I throw the shirt on, facing the closet wall. But I feel again that I’m being watched, so I turn to face the front, pulling up the pants. The dress is hanging up again. And it’s on a plastic hanger.
This has to be the work of a person. What if Dollie is in the house? What if my vision of her in my kitchen was some kind of premonition? She does have that gun for some reason, after all. What kind of old woman has a gun?
I grab the towel and bolt over toward her bathroom. It has one of those ancient stand-up showers and sink faucets from the 50s. I peek under the sink and find a cleaner and sponge. Might as well go ahead and clean while I’m up in creepy land. Then she’ll know I’ve been working, at least.
It takes no time to clean, then I head back downstairs. I want to get on with my mission while Dollie at least appears to be out of the house. On my way to the right room, it hits me that I’ve never even seen the left turret room. What if I’ve been supposed to be dusting in there? I can’t remember what Dollie said was in that room. Storage or something.
I go over to its door and turn it gently. It opens without a creak, and the light shines on the switch near the door. It’s at the same place the one in the other turret is--a bit high.
I push the button and look around. Sure enough, there are quite a few boxes in this room, which is painted a dark blue. Dark red and dark blue, how morbid somehow. As if having no windows isn’t dark enough already.
I wonder if I should do the Ouija in here. Then I won’t be distracted by the painting, worrying about what it’s going to do next.
I decide to go get the board from my bag in the bathroom. It’s a bit damp, but it’s made of real wood, so none of the painted letters seem to be messed up. I forget the rules, but think I put my hands on the pointer and ask a question or something.

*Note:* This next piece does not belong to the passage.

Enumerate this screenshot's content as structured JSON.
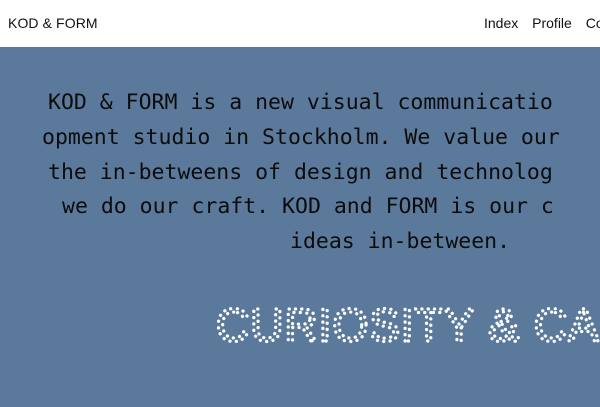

I open the door to the blue room again and put the board on a lower box. I kneel in front of it and place my hands on the pointer. What on earth should I ask?
“What is your name?” is what I finally decide on. The pointer doesn’t move. Maybe I need to be more relaxed.
I stretch my arms in front, then behind me. I do a couple of yoga poses I’ve learned over the years. Then I try again.
This time, the pointer seems to slide a little to the left. “O,” it points to. I realize I should’ve brought some paper to write stuff down on, but I can’t write when I’m letting it move.
“C” comes next, then, more smoothly, “A” then “S” then “T” then “A.”
“Ocasta?” I ask.
The board points to “yes.”
Must be a last name. Sounds like a town in Florida or something.
“Are you a man?” I ask.
“Yes,” the board says.
“Were you married?” I ask.
“Yes,” it says.
Now what? Did your wife die a horrible death? What are you trying to tell me? I need some short-answer questions.
“Have you been here long?” I ask.
“Ever,” it spells.
I should be weirded out that I am talking to myself through a board, but it really seems pretty logical somehow.
“Do you want something?” I ask.
“YOU,” it spells, and flies to the side and off the board.
Then the lights go out.
--copyright Heather Day Gilbert--January 2009--all rights reserved